Is Pernod Ricard missing a trick with Plymouth gin?

Is Pernod Ricard missing a trick with Plymouth gin?

It seems a shame that a brand with the rich heritage of Plymouth gin lies buried in the annals of one of the world's largest drinks companies.

I was fortunate enough to visit the Plymouth gin distillery yesterday (16 March), courtesy of brand owner Pernod Ricard. What struck me immediately was the idyllic set-up of this small-scale distillery; with its aged, uneven walls and century-old still nestled in what remains of Plymouth's 'old town'. When my friends think (enviously) of my trips to distilleries, these are the images that they conjure, not the industrial reality of modern drinks manufacturing.

I find it quite sad, then, that Plymouth lies so hidden from view within Pernod's portfolio, literally buried in the footnotes of the company's annual report.

It is a long time since Admiral Nelson's Royal Navy sailors swigged Plymouth gin inbetween bouts of swashbuckling with the Napoleonic fleet.
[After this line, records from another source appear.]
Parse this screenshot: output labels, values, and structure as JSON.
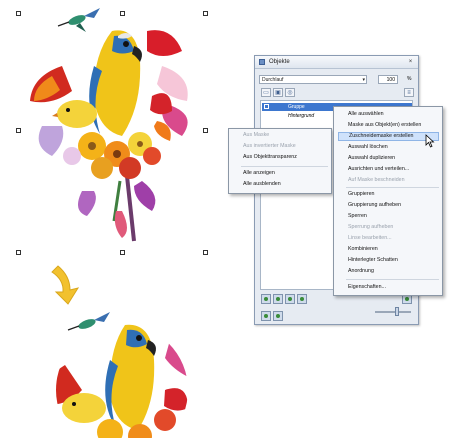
{
  "panel": {
    "title": "Objekte",
    "close_glyph": "×",
    "blend_mode": "Durchlauf",
    "opacity": "100",
    "opacity_unit": "%",
    "layers": [
      "Gruppe",
      "Hintergrund"
    ]
  },
  "left_menu": {
    "items": [
      "Aus Maske",
      "Aus invertierter Maske",
      "Aus Objekttransparenz",
      "Alle anzeigen",
      "Alle ausblenden"
    ]
  },
  "right_menu": {
    "items": [
      "Alle auswählen",
      "Maske aus Objekt(en) erstellen",
      "Zuschneidemaske erstellen",
      "Auswahl löschen",
      "Auswahl duplizieren",
      "Ausrichten und verteilen...",
      "Auf Maske beschneiden",
      "Gruppieren",
      "Gruppierung aufheben",
      "Sperren",
      "Sperrung aufheben",
      "Linse bearbeiten...",
      "Kombinieren",
      "Hinterlegter Schatten",
      "Anordnung",
      "Eigenschaften..."
    ],
    "highlighted": "Zuschneidemaske erstellen"
  },
  "colors": {
    "arrow": "#f2c12e",
    "selection": "#3d77cf",
    "menu_highlight": "#cfe2fb"
  },
  "icons": [
    "hummingbird-image",
    "parrot-bouquet-image",
    "down-arrow-icon",
    "cursor-arrow-icon"
  ]
}
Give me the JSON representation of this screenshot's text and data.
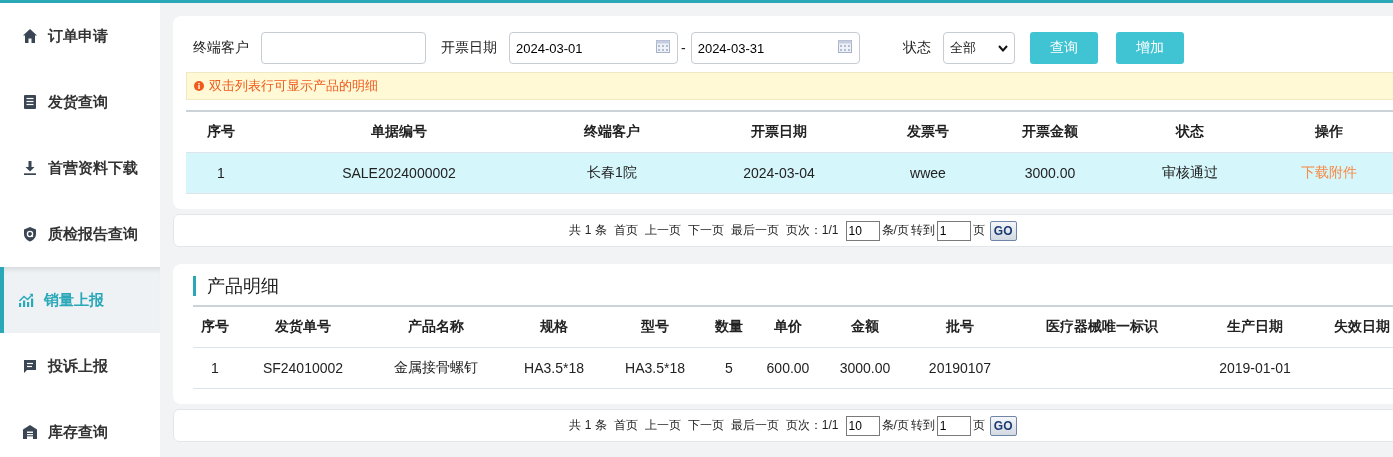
{
  "sidebar": {
    "items": [
      {
        "label": "订单申请",
        "selected": false
      },
      {
        "label": "发货查询",
        "selected": false
      },
      {
        "label": "首营资料下载",
        "selected": false
      },
      {
        "label": "质检报告查询",
        "selected": false
      },
      {
        "label": "销量上报",
        "selected": true
      },
      {
        "label": "投诉上报",
        "selected": false
      },
      {
        "label": "库存查询",
        "selected": false
      }
    ]
  },
  "filters": {
    "customer": {
      "label": "终端客户"
    },
    "date": {
      "label": "开票日期",
      "from": "2024-03-01",
      "separator": "-",
      "to": "2024-03-31"
    },
    "status": {
      "label": "状态",
      "value": "全部"
    },
    "buttons": [
      "查询",
      "增加"
    ]
  },
  "notice": "双击列表行可显示产品的明细",
  "orders": {
    "columns": [
      "序号",
      "单据编号",
      "终端客户",
      "开票日期",
      "发票号",
      "开票金额",
      "状态",
      "操作"
    ],
    "rows": [
      {
        "selected": true,
        "cells": [
          "1",
          "SALE2024000002",
          "长春1院",
          "2024-03-04",
          "wwee",
          "3000.00",
          "审核通过"
        ],
        "action": "下载附件"
      }
    ]
  },
  "orders_pager": {
    "total": "共 1 条",
    "links": [
      "首页",
      "上一页",
      "下一页",
      "最后一页"
    ],
    "page_info": "页次：1/1",
    "page_size": "10",
    "per_page_label": "条/页",
    "goto_label": "转到",
    "goto_value": "1",
    "page_suffix": "页",
    "go_button": "GO"
  },
  "details": {
    "title": "产品明细",
    "columns": [
      "序号",
      "发货单号",
      "产品名称",
      "规格",
      "型号",
      "数量",
      "单价",
      "金额",
      "批号",
      "医疗器械唯一标识",
      "生产日期",
      "失效日期"
    ],
    "rows": [
      {
        "selected": false,
        "cells": [
          "1",
          "SF24010002",
          "金属接骨螺钉",
          "HA3.5*18",
          "HA3.5*18",
          "5",
          "600.00",
          "3000.00",
          "20190107",
          null,
          "2019-01-01",
          null
        ]
      }
    ]
  },
  "details_pager": {
    "total": "共 1 条",
    "links": [
      "首页",
      "上一页",
      "下一页",
      "最后一页"
    ],
    "page_info": "页次：1/1",
    "page_size": "10",
    "per_page_label": "条/页",
    "goto_label": "转到",
    "goto_value": "1",
    "page_suffix": "页",
    "go_button": "GO"
  }
}
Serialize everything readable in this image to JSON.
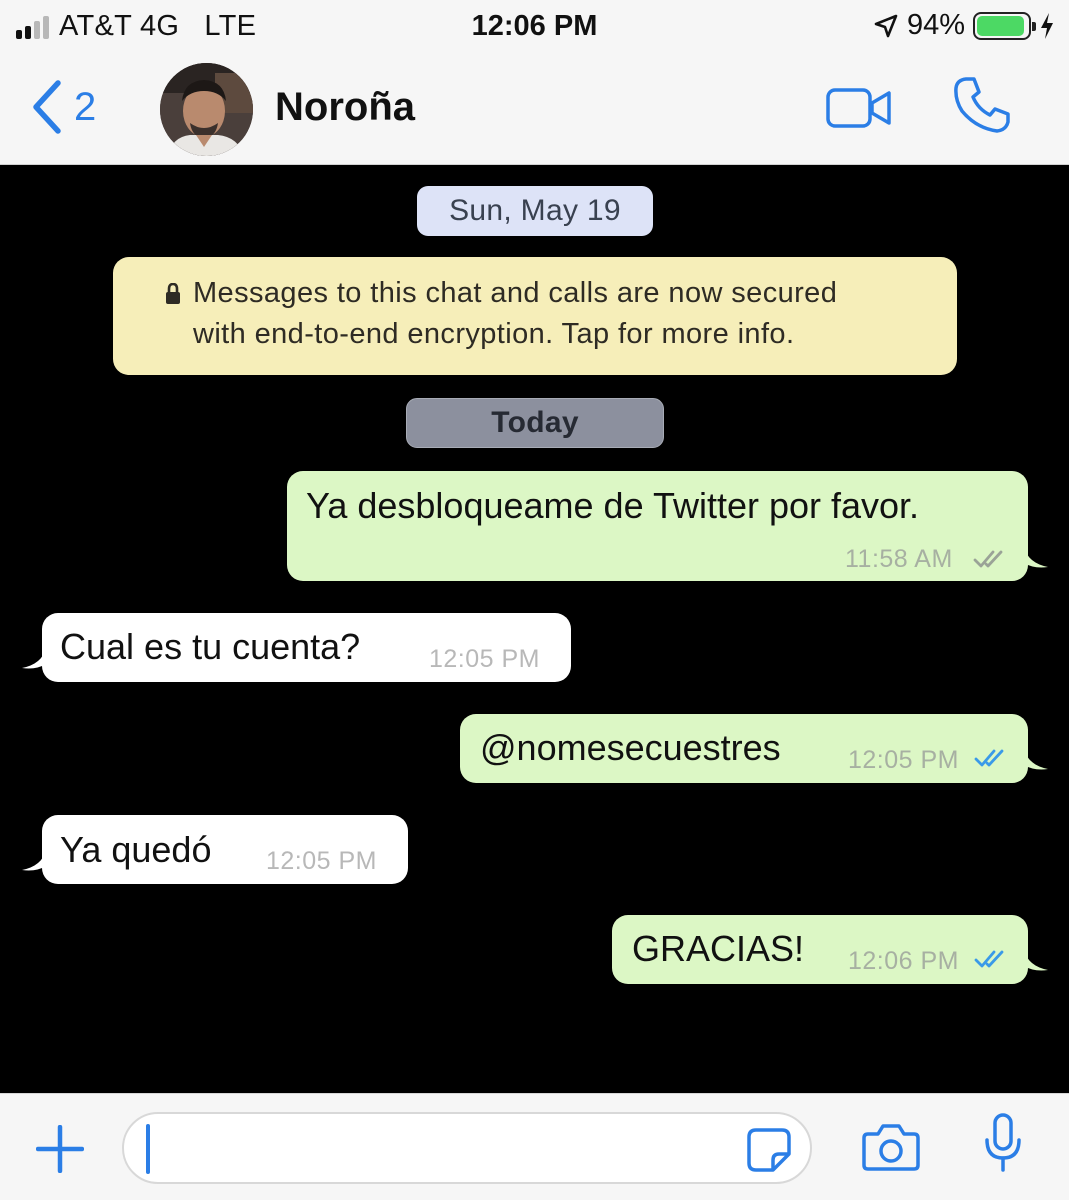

In 2008, France's Pernod Ricard triumphed where Napoleon failed by acquiring Plymouth gin as part of its takeover of Vin & Sprit.

However, uncertainty still hangs over the future of the Navy's favourite gin. By the staff's own admission, Plymouth gin has been "passed around a bit" down the years. Indeed, master distiller Sean Harrison has seen five different owners during his 17 years working at the distillery.

There have been rumours of a fresh sell-off since Pernod acquired the brand. Since that deal, Plymouth has played in Beefeater's shadow and Pernod has sought to extend Beefeater's range rather than turn Plymouth's limited production - around 100,000 cases annually - to its advantage and push the gin's potential as a more exclusive brand.

One suspects that Plymouth has also fallen foul of Pernod's profitable preoccupation with all manner of brown liquids in Asia.

So far, the rumours of a sale have come to nothing. Pernod has completed its round of asset disposals following the Vin & Sprit deal and, it seems, the group may keep Plymouth for a while longer.

If that is the case, let's hear Pernod talking about Plymouth gin a bit more. In a world where marketeers are constantly blending poetic licence with historical record, here is a brand that needs little spin. There's heritage, a picturesque distillery - complete with a high quality restaurant and interactive visitor tours - and even Protected Designation of Origin status in the European Union.

From what I gleaned yesterday, there are signs that Pernod's UK unit, Chivas Brothers, is becoming more vocal on Plymouth. It is seeking to woo bartenders, and particularly those in London's plethora of trendy hotels and nightspots.

So, come on, Pernod, don't be shy.